Go through the entries and count the lines with the string "JSON" in them. Give only that number.

Provided data:
== Segment start ==

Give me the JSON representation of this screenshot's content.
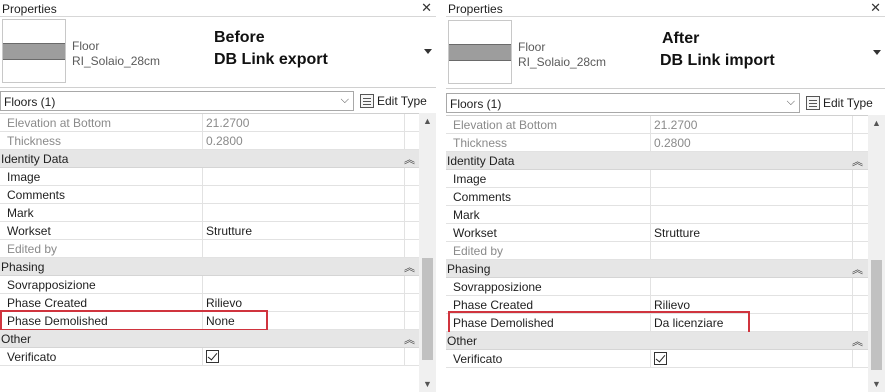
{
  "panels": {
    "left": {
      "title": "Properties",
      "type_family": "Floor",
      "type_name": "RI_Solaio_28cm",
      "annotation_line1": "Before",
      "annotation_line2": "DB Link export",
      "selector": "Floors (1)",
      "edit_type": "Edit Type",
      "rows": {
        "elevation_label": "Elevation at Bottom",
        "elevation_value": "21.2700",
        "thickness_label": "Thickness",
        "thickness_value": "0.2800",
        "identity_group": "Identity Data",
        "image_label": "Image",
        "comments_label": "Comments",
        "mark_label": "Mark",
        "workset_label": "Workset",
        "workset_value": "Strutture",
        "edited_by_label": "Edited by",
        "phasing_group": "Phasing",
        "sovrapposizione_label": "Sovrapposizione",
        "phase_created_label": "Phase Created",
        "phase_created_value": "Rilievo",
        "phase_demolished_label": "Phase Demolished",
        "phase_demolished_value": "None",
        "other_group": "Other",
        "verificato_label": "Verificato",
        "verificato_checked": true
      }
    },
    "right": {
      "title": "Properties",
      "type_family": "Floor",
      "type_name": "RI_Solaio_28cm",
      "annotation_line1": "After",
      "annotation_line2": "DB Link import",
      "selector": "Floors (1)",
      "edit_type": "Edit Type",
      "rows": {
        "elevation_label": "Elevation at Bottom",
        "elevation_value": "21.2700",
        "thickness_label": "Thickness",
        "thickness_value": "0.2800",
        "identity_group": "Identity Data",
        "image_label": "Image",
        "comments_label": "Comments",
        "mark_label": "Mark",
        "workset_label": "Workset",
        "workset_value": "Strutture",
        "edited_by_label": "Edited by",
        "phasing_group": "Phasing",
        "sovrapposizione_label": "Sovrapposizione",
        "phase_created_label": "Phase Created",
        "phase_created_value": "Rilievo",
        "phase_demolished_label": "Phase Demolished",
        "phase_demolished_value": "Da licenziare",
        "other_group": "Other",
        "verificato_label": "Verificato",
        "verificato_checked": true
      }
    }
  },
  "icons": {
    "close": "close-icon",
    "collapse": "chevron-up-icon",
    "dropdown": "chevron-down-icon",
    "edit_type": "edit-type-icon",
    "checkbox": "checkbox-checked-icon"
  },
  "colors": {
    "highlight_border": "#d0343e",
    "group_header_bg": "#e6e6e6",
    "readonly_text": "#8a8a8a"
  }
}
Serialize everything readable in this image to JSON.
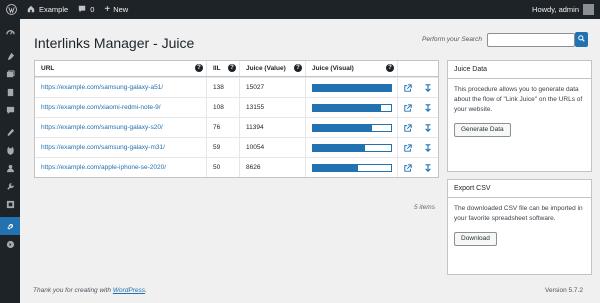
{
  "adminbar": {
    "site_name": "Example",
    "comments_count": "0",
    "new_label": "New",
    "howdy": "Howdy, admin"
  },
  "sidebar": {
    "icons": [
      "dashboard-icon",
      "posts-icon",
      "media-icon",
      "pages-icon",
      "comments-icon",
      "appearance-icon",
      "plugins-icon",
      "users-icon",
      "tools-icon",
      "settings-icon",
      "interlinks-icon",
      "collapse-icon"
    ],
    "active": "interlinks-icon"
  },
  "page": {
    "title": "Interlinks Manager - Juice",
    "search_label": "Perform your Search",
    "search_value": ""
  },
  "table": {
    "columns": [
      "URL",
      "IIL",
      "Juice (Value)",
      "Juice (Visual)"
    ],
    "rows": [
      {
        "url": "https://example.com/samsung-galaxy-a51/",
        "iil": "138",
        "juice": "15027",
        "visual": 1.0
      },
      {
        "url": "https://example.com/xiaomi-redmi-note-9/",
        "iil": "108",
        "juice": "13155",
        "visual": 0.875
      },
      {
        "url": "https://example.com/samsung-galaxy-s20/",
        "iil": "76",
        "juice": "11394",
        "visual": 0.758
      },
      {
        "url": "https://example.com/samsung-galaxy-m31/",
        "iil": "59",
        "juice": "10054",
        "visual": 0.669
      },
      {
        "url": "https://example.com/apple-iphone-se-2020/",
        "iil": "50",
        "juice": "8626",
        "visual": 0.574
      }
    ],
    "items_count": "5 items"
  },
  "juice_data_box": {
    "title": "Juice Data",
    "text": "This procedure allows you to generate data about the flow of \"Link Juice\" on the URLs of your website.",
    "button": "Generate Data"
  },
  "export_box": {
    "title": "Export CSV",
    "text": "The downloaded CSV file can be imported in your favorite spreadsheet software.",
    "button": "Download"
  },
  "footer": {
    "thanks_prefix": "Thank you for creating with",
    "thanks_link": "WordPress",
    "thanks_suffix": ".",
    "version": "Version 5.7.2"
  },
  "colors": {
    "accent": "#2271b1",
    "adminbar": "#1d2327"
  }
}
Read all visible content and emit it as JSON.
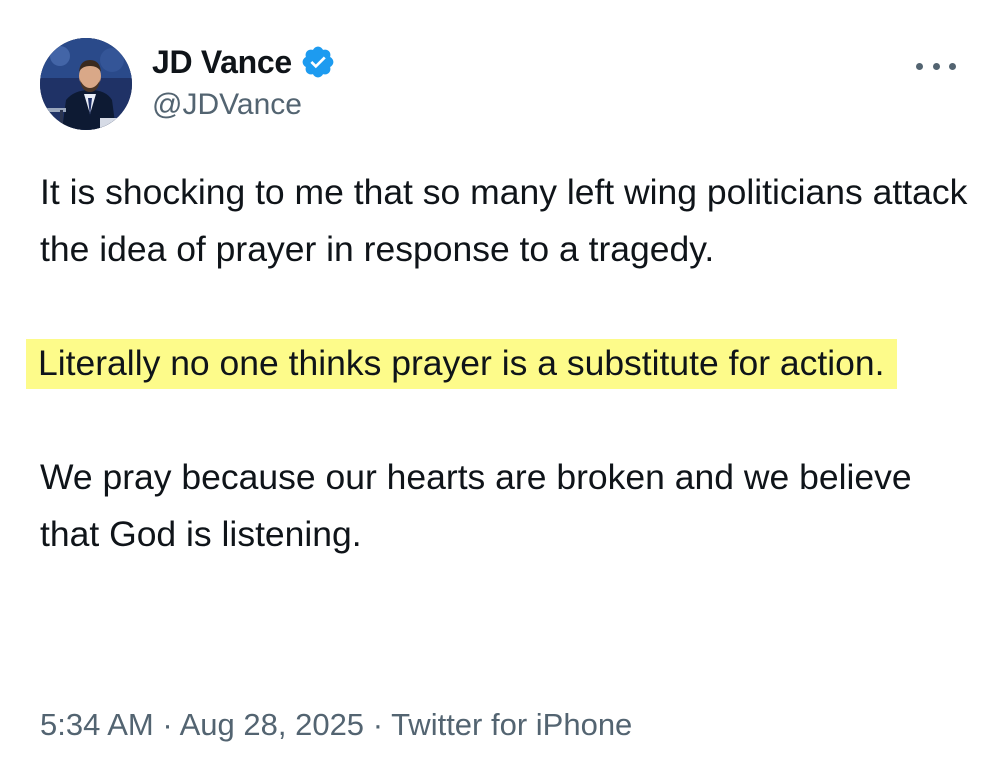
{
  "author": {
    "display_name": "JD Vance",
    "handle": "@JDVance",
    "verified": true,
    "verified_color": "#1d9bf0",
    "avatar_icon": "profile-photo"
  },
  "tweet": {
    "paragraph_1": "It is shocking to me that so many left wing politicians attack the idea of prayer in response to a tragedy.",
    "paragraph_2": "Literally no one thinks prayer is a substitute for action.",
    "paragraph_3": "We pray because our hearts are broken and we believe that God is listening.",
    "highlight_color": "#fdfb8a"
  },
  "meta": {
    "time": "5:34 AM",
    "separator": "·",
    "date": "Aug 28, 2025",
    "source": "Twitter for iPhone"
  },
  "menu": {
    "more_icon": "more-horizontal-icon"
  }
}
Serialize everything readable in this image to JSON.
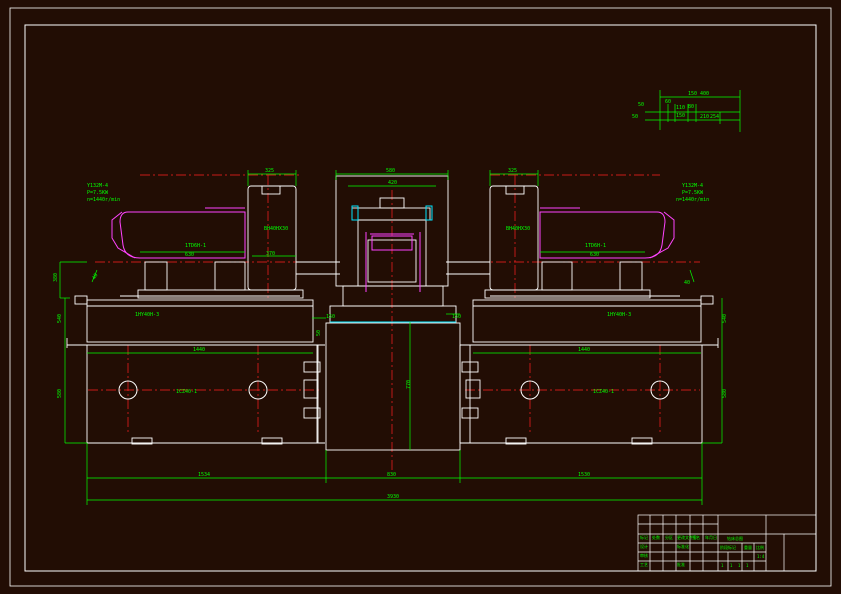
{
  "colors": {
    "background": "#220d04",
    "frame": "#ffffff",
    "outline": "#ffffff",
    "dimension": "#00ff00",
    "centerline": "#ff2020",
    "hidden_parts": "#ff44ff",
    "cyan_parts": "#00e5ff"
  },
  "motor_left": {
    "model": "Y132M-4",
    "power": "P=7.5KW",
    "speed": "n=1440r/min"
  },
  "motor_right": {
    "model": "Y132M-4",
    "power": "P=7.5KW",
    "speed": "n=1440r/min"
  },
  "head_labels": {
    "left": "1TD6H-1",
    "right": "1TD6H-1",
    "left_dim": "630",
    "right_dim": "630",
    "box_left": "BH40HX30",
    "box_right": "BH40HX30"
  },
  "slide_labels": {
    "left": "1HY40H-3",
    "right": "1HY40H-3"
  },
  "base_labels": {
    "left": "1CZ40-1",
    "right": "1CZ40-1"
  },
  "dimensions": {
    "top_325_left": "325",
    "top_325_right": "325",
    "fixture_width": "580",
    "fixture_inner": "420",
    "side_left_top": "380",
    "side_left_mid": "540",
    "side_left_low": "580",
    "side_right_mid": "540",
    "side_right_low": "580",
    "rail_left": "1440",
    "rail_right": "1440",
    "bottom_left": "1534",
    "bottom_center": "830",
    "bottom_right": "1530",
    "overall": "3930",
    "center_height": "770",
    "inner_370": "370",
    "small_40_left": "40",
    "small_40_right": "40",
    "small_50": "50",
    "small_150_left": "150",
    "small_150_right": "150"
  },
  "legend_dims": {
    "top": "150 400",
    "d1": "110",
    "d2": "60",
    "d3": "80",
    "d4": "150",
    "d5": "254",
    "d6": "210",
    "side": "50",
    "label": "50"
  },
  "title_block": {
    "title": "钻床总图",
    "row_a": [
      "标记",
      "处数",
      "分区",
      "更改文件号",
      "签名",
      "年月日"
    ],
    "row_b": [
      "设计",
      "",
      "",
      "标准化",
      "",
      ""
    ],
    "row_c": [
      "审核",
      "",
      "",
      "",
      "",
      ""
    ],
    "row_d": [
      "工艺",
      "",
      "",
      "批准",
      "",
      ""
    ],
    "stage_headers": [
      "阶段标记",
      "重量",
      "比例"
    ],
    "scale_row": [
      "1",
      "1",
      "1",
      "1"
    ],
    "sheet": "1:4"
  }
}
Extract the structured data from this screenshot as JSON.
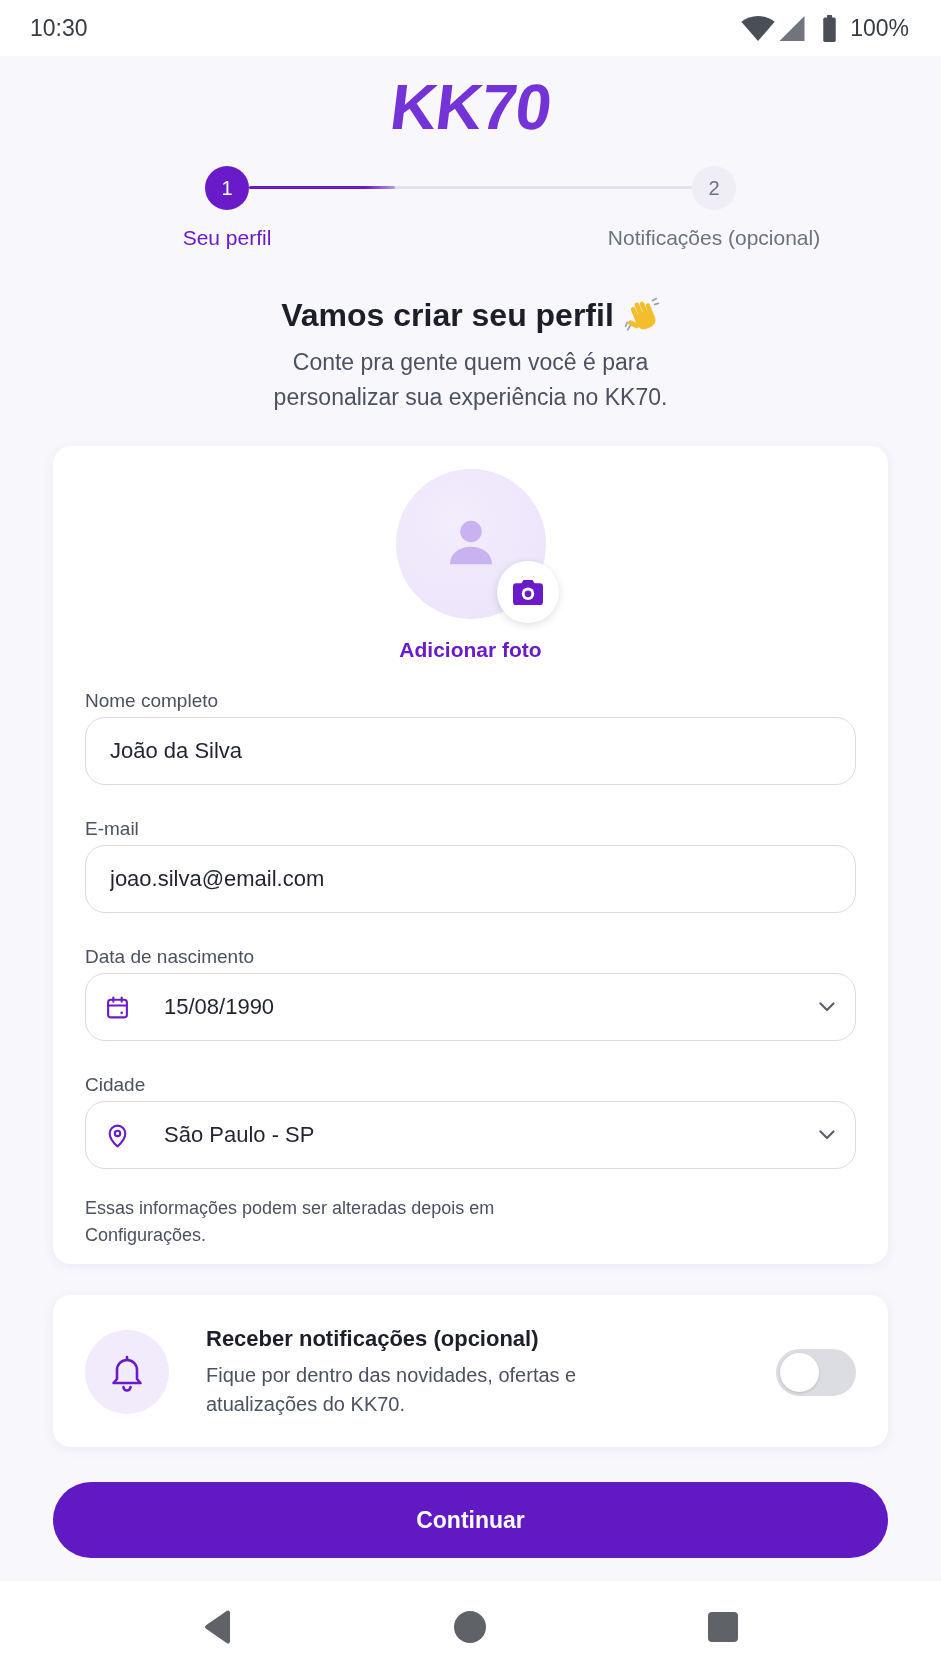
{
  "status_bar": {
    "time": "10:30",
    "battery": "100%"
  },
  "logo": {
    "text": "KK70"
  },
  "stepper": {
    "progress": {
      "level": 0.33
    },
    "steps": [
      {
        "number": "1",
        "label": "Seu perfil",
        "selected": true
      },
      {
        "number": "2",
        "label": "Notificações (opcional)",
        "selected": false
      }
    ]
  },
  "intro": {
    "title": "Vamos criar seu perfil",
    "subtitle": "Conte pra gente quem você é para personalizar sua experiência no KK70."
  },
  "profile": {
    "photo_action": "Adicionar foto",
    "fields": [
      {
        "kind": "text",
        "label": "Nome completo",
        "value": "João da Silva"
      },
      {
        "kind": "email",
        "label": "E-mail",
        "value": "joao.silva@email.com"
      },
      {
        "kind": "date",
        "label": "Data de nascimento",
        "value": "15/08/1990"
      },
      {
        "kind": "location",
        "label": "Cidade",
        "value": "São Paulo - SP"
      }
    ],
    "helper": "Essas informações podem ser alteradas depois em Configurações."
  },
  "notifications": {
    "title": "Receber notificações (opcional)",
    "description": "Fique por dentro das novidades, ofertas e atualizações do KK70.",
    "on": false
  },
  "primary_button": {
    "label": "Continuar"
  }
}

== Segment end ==

Result of the exercise: 5